(Stored items from a collection)
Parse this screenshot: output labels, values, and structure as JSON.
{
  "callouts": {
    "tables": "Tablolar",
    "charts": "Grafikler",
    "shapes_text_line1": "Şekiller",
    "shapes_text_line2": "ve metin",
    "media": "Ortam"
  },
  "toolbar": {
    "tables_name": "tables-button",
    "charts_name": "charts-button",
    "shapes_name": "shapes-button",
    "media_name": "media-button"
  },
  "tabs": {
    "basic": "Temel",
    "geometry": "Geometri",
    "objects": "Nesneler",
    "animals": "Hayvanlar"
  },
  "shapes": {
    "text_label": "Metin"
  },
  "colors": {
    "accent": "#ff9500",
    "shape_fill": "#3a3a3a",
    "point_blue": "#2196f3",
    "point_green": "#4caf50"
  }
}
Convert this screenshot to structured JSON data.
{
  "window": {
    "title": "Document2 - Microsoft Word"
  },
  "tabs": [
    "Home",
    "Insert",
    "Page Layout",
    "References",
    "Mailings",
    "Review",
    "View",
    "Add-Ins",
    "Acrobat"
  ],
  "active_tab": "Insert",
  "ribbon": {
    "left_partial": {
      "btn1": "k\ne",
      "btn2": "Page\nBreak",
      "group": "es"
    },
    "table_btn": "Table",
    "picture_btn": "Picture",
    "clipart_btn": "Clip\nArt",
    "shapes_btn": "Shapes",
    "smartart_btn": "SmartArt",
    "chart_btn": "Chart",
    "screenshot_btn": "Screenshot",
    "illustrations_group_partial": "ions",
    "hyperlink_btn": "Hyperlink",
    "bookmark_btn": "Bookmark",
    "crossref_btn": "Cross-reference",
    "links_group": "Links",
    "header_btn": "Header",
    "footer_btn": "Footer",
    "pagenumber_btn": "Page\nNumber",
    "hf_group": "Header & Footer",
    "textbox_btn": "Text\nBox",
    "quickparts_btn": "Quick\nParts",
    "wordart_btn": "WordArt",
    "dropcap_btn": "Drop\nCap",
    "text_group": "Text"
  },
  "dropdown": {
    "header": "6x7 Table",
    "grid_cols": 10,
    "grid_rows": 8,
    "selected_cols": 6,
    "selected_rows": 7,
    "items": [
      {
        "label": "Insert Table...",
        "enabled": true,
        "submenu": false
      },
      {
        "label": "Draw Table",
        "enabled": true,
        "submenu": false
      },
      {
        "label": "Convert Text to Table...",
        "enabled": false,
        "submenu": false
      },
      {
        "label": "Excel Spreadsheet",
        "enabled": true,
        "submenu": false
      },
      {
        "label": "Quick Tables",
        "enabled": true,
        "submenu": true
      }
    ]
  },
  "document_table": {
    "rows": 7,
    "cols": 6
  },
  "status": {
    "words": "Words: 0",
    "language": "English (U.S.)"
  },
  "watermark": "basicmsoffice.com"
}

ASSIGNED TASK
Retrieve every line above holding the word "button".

SOLUTION BELOW
    "tables_name": "tables-button",
    "charts_name": "charts-button",
    "shapes_name": "shapes-button",
    "media_name": "media-button"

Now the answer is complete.